6

I'm wondering if you guys can share any knowledge regarding fork failure on old steel tandem bikes.

I just bought a 1988 Santana Elan tandem. It's in beautiful condition. I contacted Santana to ask if they can give me any extra info on the bike, and they told me "replace your fork which is long past it's 10 year "best by" date. your bike NEEDS A NEW FORK TO BE SAFE TO RIDE."

I'm not saying I don't believe them, but surely they have legal and financial incentives to recommend I err on the safest side. I bought a used tandem to save money, haha, but I also want to make an educated decision. Any insights?

Could the fact that it's a tandem expose the fork to greater risk of failure? (2 people on only 2 wheels) On the other hand, you've got to figure that a tandem would have been ridden less over 30 years than a solo, so could that reduced usage give me better odds?

I'm planning to take this bike on our first ever cross-country tour. I'm trying not to be an idiot and risk a catastrophe out in the wild. Just how risky is riding on this 30-year-old steel fork (which seems to be performing well)?

2

Based on my (limited) understanding of metallurgy, steel does not weaken over time. The 2 factors which contribute to failure of steel are the environment and fatigue.

To determine the extent of environmental damage, pull the fork out of the head tube, and carefully look over the entire fork. Rust on the steerer tube would definitely be a problem, but you noted the bike is in beautiful condition, so I doubt you will find any.

Regarding fatigue, while you have the fork off the bike, grab a magnifying glass and carefully inspect all the non-painted metal surface and all the welds on the fork. There should be no hairline fractures or dents. Also look for pitting on the ball bearings and the raceway. If there are any, you will probably need to replace the bearings and raceway.

On a related note, look over this list of common weld failures. All of them have to do with either the quality of the weld or the metal. In other words, time does not play a role in weld failures. Given the fact that Santana is still in business and providing parts for their bikes, I'm sure the weld and metal quality is very high.

Finally, take confidence in the fact that "replacing the forks" is not a common or well known bicycle maintenance item. Everything I have read and experienced regarding ~30 year old steel bikes has been positive. Generally bullet-proof frames, owing in part to the fact that manufacturers were not incredibly concerned with "counting grams".

5

I'm not saying I don't believe them, but surely they have legal and financial incentives to recommend I err on the safest side.

Yes, but now that you've asked them and they've instructed you to buy a new fork, if it fails on you and you try to sue them, they'll laugh you out of court. So they've covered that base already.

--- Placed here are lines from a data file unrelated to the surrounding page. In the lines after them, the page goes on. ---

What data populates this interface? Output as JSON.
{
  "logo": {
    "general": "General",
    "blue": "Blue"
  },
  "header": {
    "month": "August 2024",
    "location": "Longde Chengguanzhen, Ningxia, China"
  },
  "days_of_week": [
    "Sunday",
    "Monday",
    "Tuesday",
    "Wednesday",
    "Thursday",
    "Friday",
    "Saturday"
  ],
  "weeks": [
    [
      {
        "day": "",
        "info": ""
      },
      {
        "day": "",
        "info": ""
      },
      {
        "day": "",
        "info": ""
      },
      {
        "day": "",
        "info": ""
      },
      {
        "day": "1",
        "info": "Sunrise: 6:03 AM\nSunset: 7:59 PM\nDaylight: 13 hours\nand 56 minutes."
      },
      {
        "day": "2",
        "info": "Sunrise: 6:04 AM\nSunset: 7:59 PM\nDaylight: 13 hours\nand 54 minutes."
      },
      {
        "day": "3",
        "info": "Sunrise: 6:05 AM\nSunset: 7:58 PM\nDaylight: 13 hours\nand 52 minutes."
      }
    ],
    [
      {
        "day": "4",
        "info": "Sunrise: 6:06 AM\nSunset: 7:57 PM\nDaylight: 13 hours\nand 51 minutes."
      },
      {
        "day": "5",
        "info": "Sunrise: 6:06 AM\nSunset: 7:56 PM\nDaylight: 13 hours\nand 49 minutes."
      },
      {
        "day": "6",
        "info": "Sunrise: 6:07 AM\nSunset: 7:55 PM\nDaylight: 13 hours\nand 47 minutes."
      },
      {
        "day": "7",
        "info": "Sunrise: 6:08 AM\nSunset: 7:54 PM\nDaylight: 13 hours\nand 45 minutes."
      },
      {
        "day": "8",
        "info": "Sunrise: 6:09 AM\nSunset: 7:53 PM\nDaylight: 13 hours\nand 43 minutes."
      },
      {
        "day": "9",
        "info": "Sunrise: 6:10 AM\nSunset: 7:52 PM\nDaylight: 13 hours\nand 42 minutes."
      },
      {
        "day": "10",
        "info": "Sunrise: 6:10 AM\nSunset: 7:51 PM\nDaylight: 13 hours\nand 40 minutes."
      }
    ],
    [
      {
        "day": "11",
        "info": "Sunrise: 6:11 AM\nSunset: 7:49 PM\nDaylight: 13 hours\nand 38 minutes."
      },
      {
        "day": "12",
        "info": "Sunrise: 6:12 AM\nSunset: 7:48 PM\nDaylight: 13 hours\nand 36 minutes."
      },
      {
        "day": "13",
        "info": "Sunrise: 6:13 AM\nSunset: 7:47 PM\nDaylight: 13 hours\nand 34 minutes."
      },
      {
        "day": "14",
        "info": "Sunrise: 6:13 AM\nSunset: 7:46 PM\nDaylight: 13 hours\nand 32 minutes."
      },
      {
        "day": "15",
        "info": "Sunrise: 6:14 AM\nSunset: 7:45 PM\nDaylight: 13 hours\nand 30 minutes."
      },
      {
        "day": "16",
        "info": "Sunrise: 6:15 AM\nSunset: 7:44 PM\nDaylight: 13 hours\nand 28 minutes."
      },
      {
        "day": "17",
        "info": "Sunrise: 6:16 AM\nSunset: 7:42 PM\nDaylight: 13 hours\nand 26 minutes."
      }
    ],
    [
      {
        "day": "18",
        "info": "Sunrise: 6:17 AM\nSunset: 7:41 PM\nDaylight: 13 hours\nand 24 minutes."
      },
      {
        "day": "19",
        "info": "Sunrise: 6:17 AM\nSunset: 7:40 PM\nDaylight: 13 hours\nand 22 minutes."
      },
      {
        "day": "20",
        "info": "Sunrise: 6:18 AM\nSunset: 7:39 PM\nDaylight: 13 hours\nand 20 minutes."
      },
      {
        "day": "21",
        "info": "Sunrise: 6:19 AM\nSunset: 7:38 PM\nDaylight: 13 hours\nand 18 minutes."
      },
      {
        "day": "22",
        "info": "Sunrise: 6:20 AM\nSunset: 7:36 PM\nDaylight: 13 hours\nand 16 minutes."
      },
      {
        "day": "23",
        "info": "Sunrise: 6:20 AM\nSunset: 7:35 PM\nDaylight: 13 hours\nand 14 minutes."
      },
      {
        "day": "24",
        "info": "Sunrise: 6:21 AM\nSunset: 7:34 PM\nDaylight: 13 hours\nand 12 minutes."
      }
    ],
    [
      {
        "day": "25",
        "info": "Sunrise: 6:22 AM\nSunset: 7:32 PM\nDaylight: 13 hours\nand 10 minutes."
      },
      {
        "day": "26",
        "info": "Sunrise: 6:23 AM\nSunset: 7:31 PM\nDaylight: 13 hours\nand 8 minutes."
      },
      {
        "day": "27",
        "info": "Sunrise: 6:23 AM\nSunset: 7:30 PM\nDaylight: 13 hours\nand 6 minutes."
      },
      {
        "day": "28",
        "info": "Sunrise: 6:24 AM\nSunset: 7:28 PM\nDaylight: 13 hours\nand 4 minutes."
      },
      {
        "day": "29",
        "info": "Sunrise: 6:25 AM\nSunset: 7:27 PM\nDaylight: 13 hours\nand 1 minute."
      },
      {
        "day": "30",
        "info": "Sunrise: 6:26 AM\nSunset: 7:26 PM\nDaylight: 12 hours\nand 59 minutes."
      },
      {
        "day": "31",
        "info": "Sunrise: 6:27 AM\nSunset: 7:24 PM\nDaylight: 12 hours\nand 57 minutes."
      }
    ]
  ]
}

you've got to figure that a tandem would have been ridden less over 30 years than a solo

Perhaps, but they recommend replacement after 10 years.

Just how risky is riding on this 30-year-old steel fork (which seems to be performing well)?

If you read the page linked to above by Daniel R Hicks, you'll see that A) the point of failure is hidden inside the head tube, and B) "Tandem fork failures nearly always cause an accident which puts both riders in an Emergency Room."

I'm trying not to be an idiot and risk a catastrophy out in the wild.

Then don't rely on equipment that the manufacturer has told you is prone to catastrophic failure.

Your Answer

By clicking “Post Your Answer”, you agree to our terms of service, privacy policy and cookie policy

Not the answer you're looking for? Browse other questions tagged or ask your own question.